When we don’t forgive, we drink the poison ourselves and then wait for the other person to die. And we take the knife that has hurt us and we stab ourselves with it again. …
But when we forgive, we pour out the poison of the enemy and of the devil and we don’t let the poison stay in us and we don’t let the poison make us into poisonous snakes! So that we don’t become like the person we despised and who persecuted and tortured us.
– Iranian prisoner Pastor Saeed Abedni in The Christian Post (March 22, 2013)
Several weeks ago in a discussion I was leading on spirituality, justice, and prisons, the subject of forgiveness came up. For some people in our group, forgiveness was a compelling and challenging notion, while for others the very idea of forgiveness was quite troubling if not even philosophically and rationally repugnant. We enjoyed a lively discussion and in the end nothing was resolved. The fact remains that for many people forgiveness is as controversial a concept as it is an illogical one.

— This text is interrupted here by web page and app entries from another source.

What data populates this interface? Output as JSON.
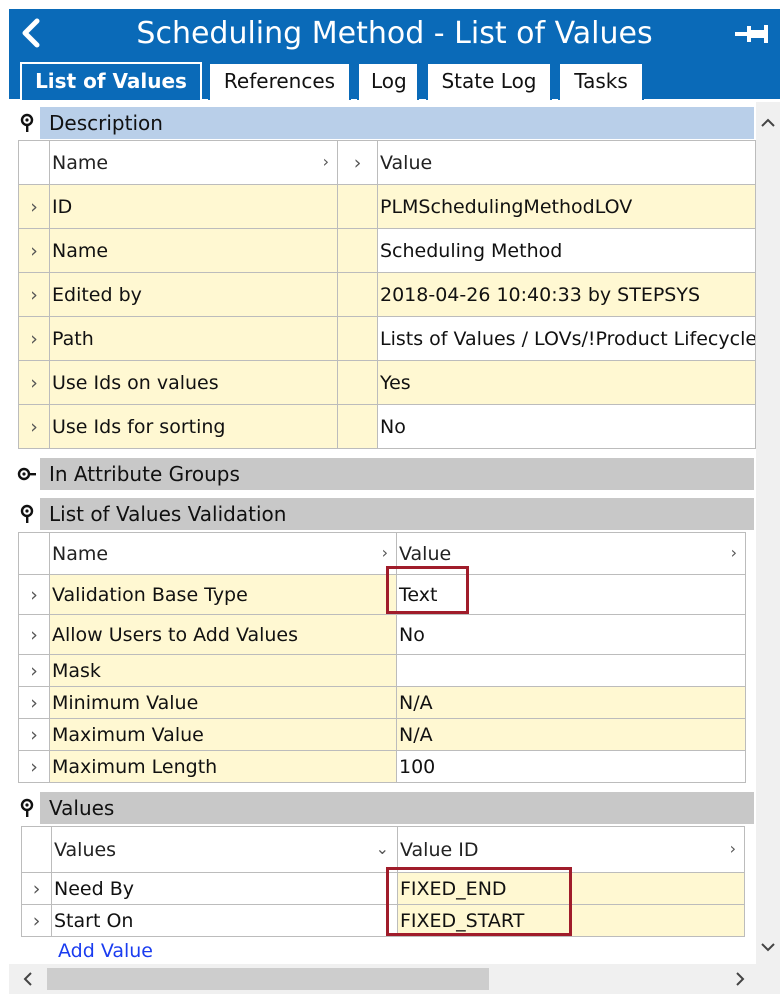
{
  "window": {
    "title": "Scheduling Method - List of Values"
  },
  "tabs": [
    {
      "label": "List of Values",
      "active": true
    },
    {
      "label": "References",
      "active": false
    },
    {
      "label": "Log",
      "active": false
    },
    {
      "label": "State Log",
      "active": false
    },
    {
      "label": "Tasks",
      "active": false
    }
  ],
  "description": {
    "header": "Description",
    "col_name": "Name",
    "col_value": "Value",
    "rows": [
      {
        "name": "ID",
        "value": "PLMSchedulingMethodLOV"
      },
      {
        "name": "Name",
        "value": "Scheduling Method"
      },
      {
        "name": "Edited by",
        "value": "2018-04-26 10:40:33 by STEPSYS"
      },
      {
        "name": "Path",
        "value": "Lists of Values / LOVs/!Product Lifecycle"
      },
      {
        "name": "Use Ids on values",
        "value": "Yes"
      },
      {
        "name": "Use Ids for sorting",
        "value": "No"
      }
    ]
  },
  "attribute_groups": {
    "header": "In Attribute Groups"
  },
  "validation": {
    "header": "List of Values Validation",
    "col_name": "Name",
    "col_value": "Value",
    "rows": [
      {
        "name": "Validation Base Type",
        "value": "Text"
      },
      {
        "name": "Allow Users to Add Values",
        "value": "No"
      },
      {
        "name": "Mask",
        "value": ""
      },
      {
        "name": "Minimum Value",
        "value": "N/A"
      },
      {
        "name": "Maximum Value",
        "value": "N/A"
      },
      {
        "name": "Maximum Length",
        "value": "100"
      }
    ]
  },
  "values": {
    "header": "Values",
    "col_values": "Values",
    "col_value_id": "Value ID",
    "rows": [
      {
        "value": "Need By",
        "value_id": "FIXED_END"
      },
      {
        "value": "Start On",
        "value_id": "FIXED_START"
      }
    ],
    "add_value_link": "Add Value"
  },
  "icons": {
    "back": "chevron-left-icon",
    "pin": "pin-icon",
    "section_expanded": "pin-down-icon",
    "section_collapsed": "pin-right-icon"
  },
  "colors": {
    "accent": "#0a6ab8",
    "highlight_box": "#a01c2a",
    "row_yellow": "#fff8d2",
    "desc_header": "#b9cfe9",
    "section_gray": "#c8c8c8",
    "link": "#1a3cf0"
  }
}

Yet for most of us, even while forgiveness is personally desirable when we desire mercy for our own misdeeds, it is totally abhorrent to us when we are faced with a remorseless person who has deliberately aggrieved or injured us. We even wonder if there is any justification in forgiving someone who doesn’t deserve to be forgiven, let alone when that person persists in an attitude of indifference and impenitence. Somewhat unconsciously we draw a dividing line between ourselves as being among the good and the deserving, and others who are less good and less deserving, not to mention those who are evil and completely reprehensible. And as a result most of us don’t even entertain the possibility that criminal offenders should be forgiven until they have fully paid their “debt to society.”

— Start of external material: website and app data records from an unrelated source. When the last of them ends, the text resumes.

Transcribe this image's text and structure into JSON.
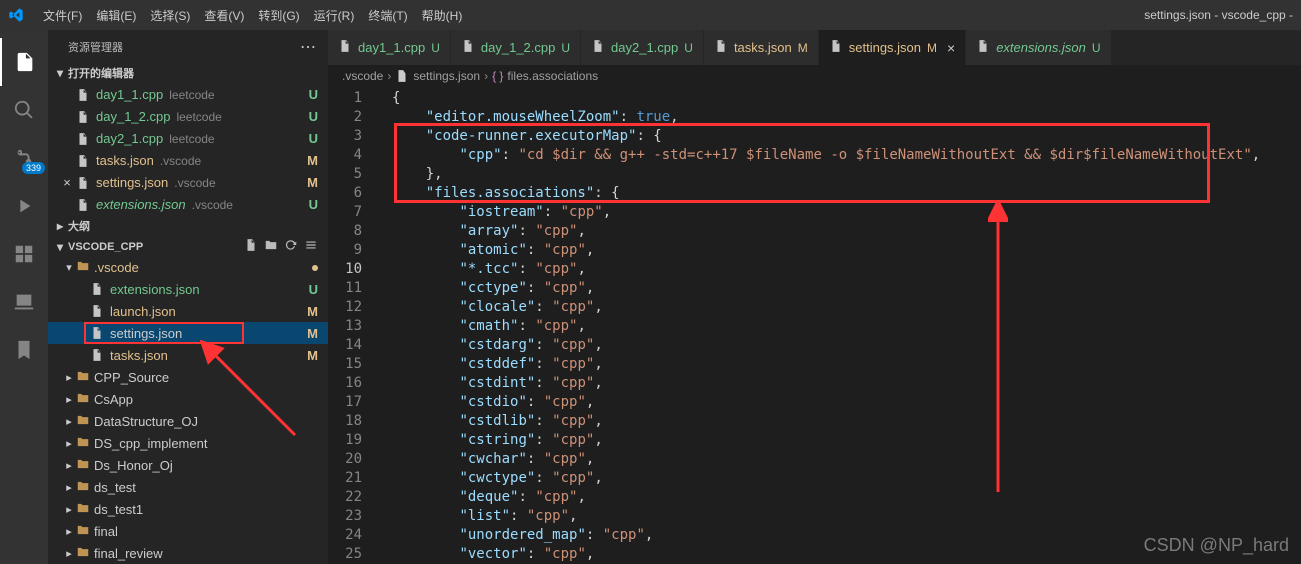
{
  "window_title": "settings.json - vscode_cpp -",
  "menu": [
    "文件(F)",
    "编辑(E)",
    "选择(S)",
    "查看(V)",
    "转到(G)",
    "运行(R)",
    "终端(T)",
    "帮助(H)"
  ],
  "scm_badge": "339",
  "explorer": {
    "title": "资源管理器",
    "open_editors_label": "打开的编辑器",
    "outline_label": "大纲",
    "project_label": "VSCODE_CPP",
    "open_editors": [
      {
        "name": "day1_1.cpp",
        "hint": "leetcode",
        "status": "U"
      },
      {
        "name": "day_1_2.cpp",
        "hint": "leetcode",
        "status": "U"
      },
      {
        "name": "day2_1.cpp",
        "hint": "leetcode",
        "status": "U"
      },
      {
        "name": "tasks.json",
        "hint": ".vscode",
        "status": "M"
      },
      {
        "name": "settings.json",
        "hint": ".vscode",
        "status": "M",
        "active": true
      },
      {
        "name": "extensions.json",
        "hint": ".vscode",
        "status": "U",
        "italic": true
      }
    ],
    "tree": {
      "vscode_folder": ".vscode",
      "vscode_files": [
        {
          "name": "extensions.json",
          "status": "U"
        },
        {
          "name": "launch.json",
          "status": "M"
        },
        {
          "name": "settings.json",
          "status": "M",
          "selected": true
        },
        {
          "name": "tasks.json",
          "status": "M"
        }
      ],
      "folders": [
        "CPP_Source",
        "CsApp",
        "DataStructure_OJ",
        "DS_cpp_implement",
        "Ds_Honor_Oj",
        "ds_test",
        "ds_test1",
        "final",
        "final_review"
      ]
    }
  },
  "tabs": [
    {
      "name": "day1_1.cpp",
      "status": "U"
    },
    {
      "name": "day_1_2.cpp",
      "status": "U"
    },
    {
      "name": "day2_1.cpp",
      "status": "U"
    },
    {
      "name": "tasks.json",
      "status": "M"
    },
    {
      "name": "settings.json",
      "status": "M",
      "active": true
    },
    {
      "name": "extensions.json",
      "status": "U",
      "italic": true
    }
  ],
  "breadcrumb": [
    ".vscode",
    "settings.json",
    "files.associations"
  ],
  "code": {
    "k_editor": "\"editor.mouseWheelZoom\"",
    "v_true": "true",
    "k_runner": "\"code-runner.executorMap\"",
    "k_cpp": "\"cpp\"",
    "v_cppcmd": "\"cd $dir && g++ -std=c++17 $fileName -o $fileNameWithoutExt && $dir$fileNameWithoutExt\"",
    "k_files": "\"files.associations\"",
    "assoc": [
      [
        "\"iostream\"",
        "\"cpp\""
      ],
      [
        "\"array\"",
        "\"cpp\""
      ],
      [
        "\"atomic\"",
        "\"cpp\""
      ],
      [
        "\"*.tcc\"",
        "\"cpp\""
      ],
      [
        "\"cctype\"",
        "\"cpp\""
      ],
      [
        "\"clocale\"",
        "\"cpp\""
      ],
      [
        "\"cmath\"",
        "\"cpp\""
      ],
      [
        "\"cstdarg\"",
        "\"cpp\""
      ],
      [
        "\"cstddef\"",
        "\"cpp\""
      ],
      [
        "\"cstdint\"",
        "\"cpp\""
      ],
      [
        "\"cstdio\"",
        "\"cpp\""
      ],
      [
        "\"cstdlib\"",
        "\"cpp\""
      ],
      [
        "\"cstring\"",
        "\"cpp\""
      ],
      [
        "\"cwchar\"",
        "\"cpp\""
      ],
      [
        "\"cwctype\"",
        "\"cpp\""
      ],
      [
        "\"deque\"",
        "\"cpp\""
      ],
      [
        "\"list\"",
        "\"cpp\""
      ],
      [
        "\"unordered_map\"",
        "\"cpp\""
      ],
      [
        "\"vector\"",
        "\"cpp\""
      ]
    ]
  },
  "watermark": "CSDN @NP_hard"
}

It has become of great interest to me that prisons are a prime place in society where the great questions of our human condition converge – spiritual questions of truth and falsehood, life and death, human worth and dignity, purpose and meaning, good and evil, guilt and forgiveness. It wasn’t until he found himself imprisoned that Alexander Solzhenitsyn awakened to the realization that the dividing “line between good and evil passes not through states, nor between classes, nor between political parties either, but right through every human heart, and through all human hearts.” Moral imperfection and a tendency to hurt other people is as much a part of our human condition as is our subsequent sense of guilt and desire to be forgiven – whether we give voice to that desire or not.
On the backside of our own need for mercy and forgiveness is our need to forgive others. It is not a need we feel, but it is a real need nonetheless – something we need to do for ourselves even if not for the benefit of the person who has aggrieved us. By forgiving a person who has afflicted or tormented me I am first of all refusing to let the wrong and evil that I am suffering to control my life – my thoughts and my emotions. Such uncalled for forgiveness is a spiritual not a rational act, by which I detach myself from the anger and violence of resentment and retaliation.

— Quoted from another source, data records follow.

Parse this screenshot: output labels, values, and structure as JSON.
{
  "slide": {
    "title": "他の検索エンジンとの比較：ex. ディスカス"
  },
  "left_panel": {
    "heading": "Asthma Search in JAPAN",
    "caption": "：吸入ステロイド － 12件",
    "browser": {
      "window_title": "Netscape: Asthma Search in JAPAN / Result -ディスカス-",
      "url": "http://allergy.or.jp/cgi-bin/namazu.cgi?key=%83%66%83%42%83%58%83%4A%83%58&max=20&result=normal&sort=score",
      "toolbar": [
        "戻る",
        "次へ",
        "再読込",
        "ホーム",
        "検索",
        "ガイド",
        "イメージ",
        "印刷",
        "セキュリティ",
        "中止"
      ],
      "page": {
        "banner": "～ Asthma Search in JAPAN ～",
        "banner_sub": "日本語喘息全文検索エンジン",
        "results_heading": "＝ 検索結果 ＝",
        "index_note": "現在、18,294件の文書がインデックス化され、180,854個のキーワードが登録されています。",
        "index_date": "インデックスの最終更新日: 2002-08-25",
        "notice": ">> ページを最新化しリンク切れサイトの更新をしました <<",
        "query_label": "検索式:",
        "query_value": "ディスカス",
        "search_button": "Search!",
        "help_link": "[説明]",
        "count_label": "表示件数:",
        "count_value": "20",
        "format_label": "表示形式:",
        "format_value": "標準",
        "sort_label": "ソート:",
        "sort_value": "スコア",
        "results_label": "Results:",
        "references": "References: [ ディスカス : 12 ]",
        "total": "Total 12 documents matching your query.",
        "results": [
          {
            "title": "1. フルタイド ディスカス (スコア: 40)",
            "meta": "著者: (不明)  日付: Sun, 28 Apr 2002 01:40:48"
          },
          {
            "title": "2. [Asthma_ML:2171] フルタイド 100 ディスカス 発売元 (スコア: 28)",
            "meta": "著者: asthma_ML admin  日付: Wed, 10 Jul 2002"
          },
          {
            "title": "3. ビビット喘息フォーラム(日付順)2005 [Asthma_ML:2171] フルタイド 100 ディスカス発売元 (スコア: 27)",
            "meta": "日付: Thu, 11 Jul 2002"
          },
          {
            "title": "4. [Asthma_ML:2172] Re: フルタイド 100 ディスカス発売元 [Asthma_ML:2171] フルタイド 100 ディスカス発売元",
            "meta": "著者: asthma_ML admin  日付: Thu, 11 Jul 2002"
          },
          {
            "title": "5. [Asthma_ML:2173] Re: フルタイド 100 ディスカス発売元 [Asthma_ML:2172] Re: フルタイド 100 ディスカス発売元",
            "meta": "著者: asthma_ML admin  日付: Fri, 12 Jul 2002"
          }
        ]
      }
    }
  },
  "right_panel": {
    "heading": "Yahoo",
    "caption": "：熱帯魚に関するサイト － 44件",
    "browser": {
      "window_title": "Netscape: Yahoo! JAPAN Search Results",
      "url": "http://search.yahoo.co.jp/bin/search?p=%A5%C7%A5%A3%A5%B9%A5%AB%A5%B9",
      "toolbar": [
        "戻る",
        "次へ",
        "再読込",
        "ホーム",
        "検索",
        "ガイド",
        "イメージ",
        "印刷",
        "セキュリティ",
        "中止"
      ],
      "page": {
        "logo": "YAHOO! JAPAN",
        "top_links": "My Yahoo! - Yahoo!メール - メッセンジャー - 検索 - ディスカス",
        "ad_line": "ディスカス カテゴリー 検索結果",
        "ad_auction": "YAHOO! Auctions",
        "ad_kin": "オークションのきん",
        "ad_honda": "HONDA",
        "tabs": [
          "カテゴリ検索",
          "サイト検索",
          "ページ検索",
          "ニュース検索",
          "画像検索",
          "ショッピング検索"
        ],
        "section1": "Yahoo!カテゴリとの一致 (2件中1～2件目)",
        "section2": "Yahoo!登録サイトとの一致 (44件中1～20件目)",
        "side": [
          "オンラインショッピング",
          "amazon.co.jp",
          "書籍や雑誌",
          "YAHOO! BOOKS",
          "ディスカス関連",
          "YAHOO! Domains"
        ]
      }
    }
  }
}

The period of Lent culminates with forgiveness in the aftermath of the arrest, torture, trial, and crucifixion of Jesus the Christ, a completely innocent man who was humiliated and brutalized as the victim of religious bigotry, political totalitarianism, and corruption. Amid public taunts and jeering spectators and his own searing agony Jesus refused to respond in anger or hatred or to be drawn into the cycle of violence and evil perpetrated against him. From the anguish of the cross he prayed forgiveness on those who had so viciously abused and crucified him – “Father, forgive them, for they don’t know what they’re doing.” That is the heart of forgiveness.
And in this dark and evil time, we can live full of love and full of peace and full of joy. … I forgave the prison doctor who did not listen to me and did not give me the medication I needed.
I forgave the interrogator who beat me…
We have to get rid of both poisons; first the poison of the snake that bit us and also the poison in us that was created by that bite. We can get rid of the first poison by forgiveness and we can get rid of the second poison by humility, by dying to ourselves, and allowing the band-aid of love and goodness to replace the empty place of wound. So that we are not a tool of darkness and revenge, But that we can be light and love and a vessel of forgiveness, and we can be transformed in the process.
– Pastor Saeed Abedni, ibid.
Ron W. Nikkel is the president and CEO of Prison Fellowship International (PFI). For more information, visit the PFI website.